A bill due for debate authorizes the government to form Empresa Pública Nacional Estratégica de Recursos Evaporíticos, which would replace state mining company Comibol's lithium division known as GNRE, Comibol said in a statement on its website.
The new company will have the power to sign JV contracts with local and international private companies to produce lithium batteries, lithium carbonate, chloride, sulfates and hydroxide, in addition to potassium chloride, sulfate and nitrates, Comibol said.
Bolivia has been trying to build US$900mn lithium project Salar de Uyuni for decades, but to date has constructed just a pilot plant, which in September sold 15t of lithium carbonate to China at US$9,200/t, Comibol said. The project is designed to produce 50,000t/y of lithium by late 2018.
In other news, a state of emergency was declared in Huanuni – home to Comibol tin-mining concessions – after informal miners raided the properties and stole ore, local newspaper La Razón reported.
Comibol has been beset by problems over the past year, closing its Karachipampa silver-lead smelter and El Mutún iron ore mine because of technical problems and low metals prices.
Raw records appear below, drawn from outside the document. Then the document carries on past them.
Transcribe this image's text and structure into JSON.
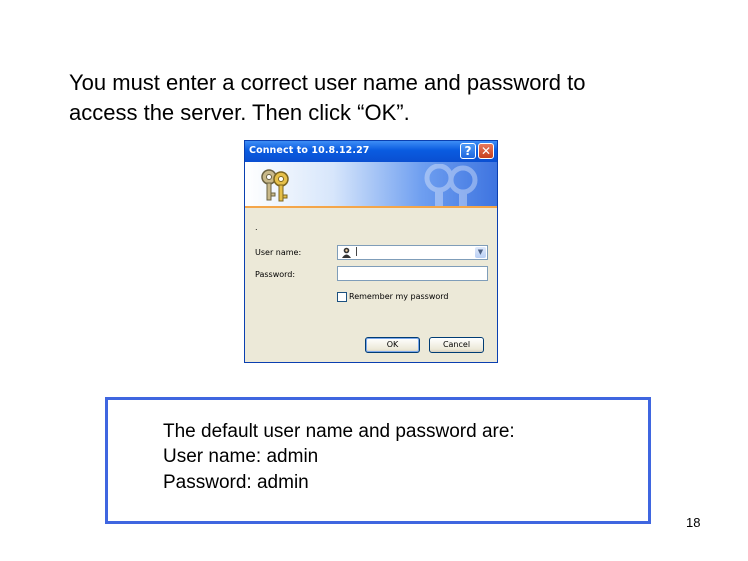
{
  "instruction": {
    "line1": "You must enter a correct user name and password to",
    "line2": "access the server. Then click “OK”."
  },
  "dialog": {
    "title": "Connect to 10.8.12.27",
    "help_button": "?",
    "close_button": "✕",
    "dot_text": ".",
    "username_label": "User name:",
    "username_value": "|",
    "password_label": "Password:",
    "password_value": "",
    "remember_label": "Remember my password",
    "remember_checked": false,
    "ok_button": "OK",
    "cancel_button": "Cancel",
    "icons": {
      "banner": "keys-icon",
      "user": "user-icon",
      "dropdown": "chevron-down-icon"
    }
  },
  "info": {
    "line1": "The default user name and password are:",
    "line2": "User name: admin",
    "line3": "Password: admin"
  },
  "page_number": "18",
  "colors": {
    "titlebar": "#0a4fd1",
    "banner_stripe": "#f4a64a",
    "info_border": "#3f66e0"
  }
}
In addition, Swiss trader Glencore last year also filed for arbitration against the Bolivian government for the expropriation of mining assets from 2007-12.
Private investment has plummeted in Bolivia since Morales, who lost a bid to extend his mandate last year, seized mining operations from companies including Jindal Steel, Glencore and South American Silver since first taking office in 2006.